Since childhood, I’ve always felt sad when saying goodbye to my parents for an extended period. I was always game to try adventures without them: I first went to overnight camp in elementary school and enjoyed being away for a month. Now my parents and I live in different states. So it’s not like I want to be with them all the time (that wouldn’t do any of us any good). But I know that, one day, we will say goodbye for the last time. Morbid wreck that I am, this is where my mind often goes when we part after a visit.
A few times, while leaving my parents, I had a feeling of… something. Something beyond, a kind of energy that beamed kindness and caring. It happened just last week when I said goodbye to my mother after she visited me here in Boston. We hugged, and I felt a kind of pulsing emotion—something that went beyond touch and a physical sense of being embraced. It almost seemed alive—a real, beating entity—similar to the energy ball, but with an added dimension of deep feeling. When there’s a sexual element to physical intimacy, it feels completely non-spiritual to me, but with close family members, sometimes I have an inkling of how this “love is everything” hypothesis might work.
So what do I really believe? Is our world spiritual, or an artifact of natural forces? I don’t know. But I think I can say where I lean.
I believe in the possibility of believing in God—or at least something that sits beyond the reality we see all around us. When I consider large-scale, systemic issues, things seem quite random. When I try to imagine life in certain unfortunate shoes, I recoil from the notion that anything spiritual could be operating. But when I consider my own life and experience, sometimes I do sense spiritual potential—or even spiritual truth. At times I find myself bridling when I get into conversations with those who are certain there is nothing spiritual to the world. How could they know that for sure? How could they utterly dismiss all those who say they have sensed something more? Interestingly, I don’t bristle when talking with those who are sure there’s a God or some kind of mystical force, as long as they don’t tie that belief to closed-mindedness in other realms. I feel open and a bit envious.

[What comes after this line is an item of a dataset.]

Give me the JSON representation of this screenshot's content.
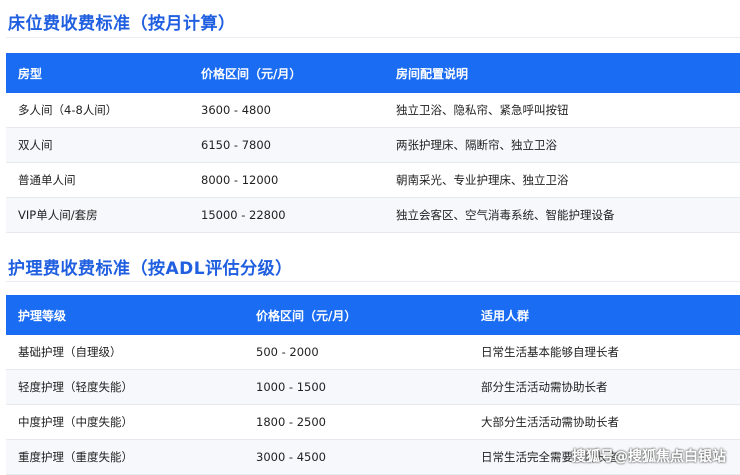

I know I couldn’t handle certain forms of hardship. I won’t even mention them, for fear of raising some kind of vibration that could push them to appear. In some ways, I am actually quite superstitious. If anything like those difficulties transpired, I’m quite sure I’d lose faith in even the potential for divine power. May that not happen. Please, please, please. There’s a notion that God/spiritual forces would never throw you anything you can’t face. For all I know, those in situations I find unfaceable have resources I can’t imagine. If I can get through life handling everything, I’ll probably maintain hope in the possibility of transcendence and spiritual immortality. That in itself saves me.